The board of the Boll Weevil Eradication Foundation of North Carolina has set the 2018 boll weevil assessment at 75 cents per acre of cotton. The amount remains the same as in 2017.
The fee supports the foundation’s efforts to monitor cotton acreage in North Carolina for any re-introduction of the boll weevil and to respond promptly with eradication treatments if necessary.
“This trapping and monitoring program is a great investment for farmers who already have a lot of variables to manage in raising a crop,” said Agriculture Commissioner Steve Troxler. “Eliminating the boll weevil from our state years ago has allowed us to have a viable cotton crop. We certainly don’t want to see the return of this devastating pest, and this program helps us keep an eye on cotton fields in case of any spot re-introductions.”
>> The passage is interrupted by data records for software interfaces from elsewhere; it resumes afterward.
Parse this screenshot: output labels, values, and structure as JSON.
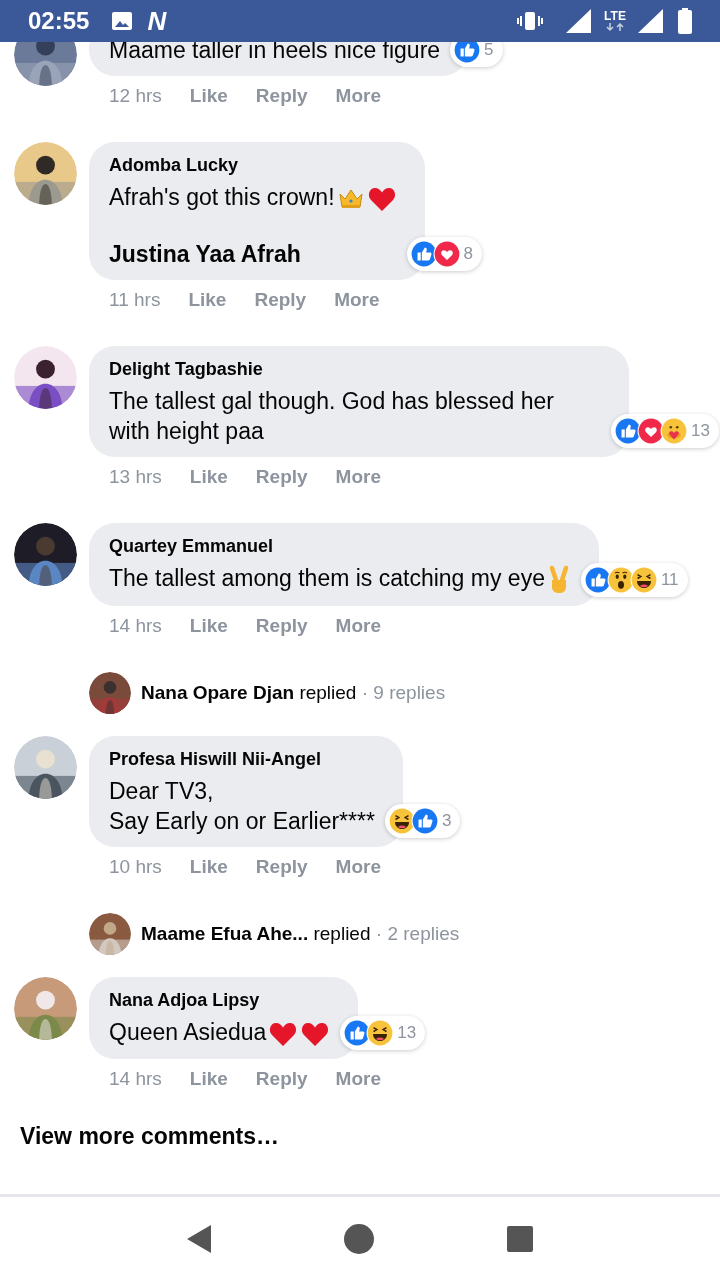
{
  "status_bar": {
    "time": "02:55",
    "app_logo": "N",
    "network": "LTE"
  },
  "items": [
    {
      "kind": "comment",
      "lines": [
        "Maame taller in heels nice figure"
      ],
      "reactions": [
        {
          "kind": "like"
        }
      ],
      "reaction_count": "5",
      "time": "12 hrs",
      "actions": [
        "Like",
        "Reply",
        "More"
      ]
    },
    {
      "kind": "comment",
      "author": "Adomba Lucky",
      "lines": [
        "Afrah's got this crown!"
      ],
      "emoji": [
        {
          "kind": "crown"
        },
        {
          "kind": "heart"
        }
      ],
      "mention": "Justina Yaa Afrah",
      "reactions": [
        {
          "kind": "like"
        },
        {
          "kind": "love"
        }
      ],
      "reaction_count": "8",
      "time": "11 hrs",
      "actions": [
        "Like",
        "Reply",
        "More"
      ]
    },
    {
      "kind": "comment",
      "author": "Delight Tagbashie",
      "lines": [
        "The tallest gal though. God has blessed her with height paa"
      ],
      "reactions": [
        {
          "kind": "like"
        },
        {
          "kind": "love"
        },
        {
          "kind": "care"
        }
      ],
      "reaction_count": "13",
      "time": "13 hrs",
      "actions": [
        "Like",
        "Reply",
        "More"
      ]
    },
    {
      "kind": "comment",
      "author": "Quartey Emmanuel",
      "lines": [
        "The tallest among them is catching my eye"
      ],
      "emoji": [
        {
          "kind": "victory"
        }
      ],
      "reactions": [
        {
          "kind": "like"
        },
        {
          "kind": "wow"
        },
        {
          "kind": "haha"
        }
      ],
      "reaction_count": "11",
      "time": "14 hrs",
      "actions": [
        "Like",
        "Reply",
        "More"
      ]
    },
    {
      "kind": "replies",
      "author": "Nana Opare Djan",
      "verb": "replied",
      "count": "· 9 replies"
    },
    {
      "kind": "comment",
      "author": "Profesa Hiswill Nii-Angel",
      "lines": [
        "Dear TV3,",
        "Say Early on or Earlier****"
      ],
      "reactions": [
        {
          "kind": "haha"
        },
        {
          "kind": "like"
        }
      ],
      "reaction_count": "3",
      "time": "10 hrs",
      "actions": [
        "Like",
        "Reply",
        "More"
      ]
    },
    {
      "kind": "replies",
      "author": "Maame Efua Ahe...",
      "verb": "replied",
      "count": "· 2 replies"
    },
    {
      "kind": "comment",
      "author": "Nana Adjoa Lipsy",
      "lines": [
        "Queen Asiedua"
      ],
      "emoji": [
        {
          "kind": "heart"
        },
        {
          "kind": "heart"
        }
      ],
      "reactions": [
        {
          "kind": "like"
        },
        {
          "kind": "haha"
        }
      ],
      "reaction_count": "13",
      "time": "14 hrs",
      "actions": [
        "Like",
        "Reply",
        "More"
      ]
    }
  ],
  "view_more": "View more comments…"
}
Foundation contractors will install the green-colored traps and monitor them from late summer until after harvest and frost. Because the focus of North Carolina’s program has shifted from eradication to monitoring, the number of traps in fields has decreased. As such, each trap is critical, and farmers are encouraged to contact the foundation if traps are damaged or knocked down.
More than 7,200 traps were placed and maintained in North Carolina last year, with each trap monitoring an average of 49 acres. To allow for trapping and monitoring, cotton growers are required to certify cotton acreage with their local U.S. Farm Service Agency office by July 15.
Farmers in 53 counties grew 363,199 certified acres of cotton last year. This acreage represented a nearly 33 percent increase over 2016 totals. The top three cotton-growing counties were Halifax, Northampton and Martin.